How we became to believe I’m not sure as even though we do know from scripture that faith both comes and is strengthened from reading and hearing those Words of that scripture, in its teaching, in Baptism and Holy Communion, we also know from the book of John that “The wind blows wherever it pleases. You hear its sound, but cannot tell where it comes from or where it is going. So it is with everyone born of the Spirit.”
So why me, why us? Quite frankly I don’t care. I’m just happy that we’ve been blessed with the spirit of truth. A great blessing that we got before we asked for it. A gift that we not withhold from others or throw in their faces, but a gift that could be said of as did Chris Judd did of his career as an AFL footballer who on retirement this week and being asked of his great talent remarked with “I have never thought of myself or footballers better than those in any other occupation because being born in Australia means we’ve already won the ovarian lottery in the first place and after that it’s all a bonus.”
It’s a great comment because being renowned for his hard training ethic and preparation and a career that any elite footballer be proud of, he did not deny those things as why should he because they’re true. But then put’s it into perspective of what he couldn’t control through birth place, time and situation. A perspective and understanding that gave him the mindset of being neither elitist nor subservient to those who do or don’t care of his football ability or the game itself.
Is this not that of a Christian, of us? Somehow we’re won the ovarian lottery to be born in a country where Christianity can be freely practiced. Won the ovarian lottery that be our background be of this or that, that the spirit has blown our way that we can now here as Christians learn of our craft by increasing our knowledge of the gifts we have been given. The gift of that being a Christian that we know that though in Sin we are forgiven in Christ. The gift that having been forgiven in Christ we are reunited with God the Father and the gift from those gifts that sees us assured of eternal life in the world to come.
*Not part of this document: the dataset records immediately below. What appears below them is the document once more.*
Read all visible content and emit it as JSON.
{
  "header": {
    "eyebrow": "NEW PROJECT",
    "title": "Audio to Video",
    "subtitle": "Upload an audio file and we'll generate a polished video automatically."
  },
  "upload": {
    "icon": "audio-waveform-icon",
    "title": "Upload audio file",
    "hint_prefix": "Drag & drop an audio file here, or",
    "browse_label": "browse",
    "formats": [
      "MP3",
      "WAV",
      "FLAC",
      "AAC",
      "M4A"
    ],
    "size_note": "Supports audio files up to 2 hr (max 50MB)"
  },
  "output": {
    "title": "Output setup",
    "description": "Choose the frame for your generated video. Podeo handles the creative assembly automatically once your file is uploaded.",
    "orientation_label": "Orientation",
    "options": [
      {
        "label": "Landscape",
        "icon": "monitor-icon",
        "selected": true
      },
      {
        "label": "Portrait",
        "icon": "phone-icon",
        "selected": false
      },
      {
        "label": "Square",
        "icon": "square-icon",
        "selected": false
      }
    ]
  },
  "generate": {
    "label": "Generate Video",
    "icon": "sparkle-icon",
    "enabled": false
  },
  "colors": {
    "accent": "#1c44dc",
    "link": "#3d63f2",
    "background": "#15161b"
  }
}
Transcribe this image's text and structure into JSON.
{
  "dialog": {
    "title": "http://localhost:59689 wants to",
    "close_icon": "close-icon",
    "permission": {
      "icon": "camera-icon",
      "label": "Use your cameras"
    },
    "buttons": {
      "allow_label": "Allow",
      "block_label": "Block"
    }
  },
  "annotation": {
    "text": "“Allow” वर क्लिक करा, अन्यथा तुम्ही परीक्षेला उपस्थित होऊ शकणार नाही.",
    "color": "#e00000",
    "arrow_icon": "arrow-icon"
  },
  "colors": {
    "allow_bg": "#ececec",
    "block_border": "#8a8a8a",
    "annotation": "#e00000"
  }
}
Our standing in God’s kingdom is a fact, and in that whether we be before great religious leaders or before the madding and ridiculing crowds, we neither be pompously elitist nor fearfully subservient, but simply tell and know how it is, and that is one who now rests in the shade of the tree of Christ’s Cross and nests in the mighty branch of His resurrection. That’s who you are and though all of that may have come through the seemingly “back to front land” of how God works is a further testament to His testament that “His Word does not return empty.” His Word that assures you that you are a saved child of God. His Word that we take before the world in our humble or highly exclaimed social statuses that it pierce the soul of those who do not know or believe it not. Not that it drive them away in despair and anger that they not return, but simply take His Word as best we can in our actions, in prayer, in recital and understanding to those that God places before us, knowing that amongst it all, be we insecure of language or in doubt of worthiness, amongst it all God will be God that the humble will stand and the proud kneel before the same throne and that though here on earth it may all still seem as “back to front land”, that they too will see like we will see when all is revealed in our heavenly home. To see how our roads were straightened, our valleys raised and the mountains flattened, that as we made our way home, it most certainly was a great time for a Christian, to be a Christian. Amen.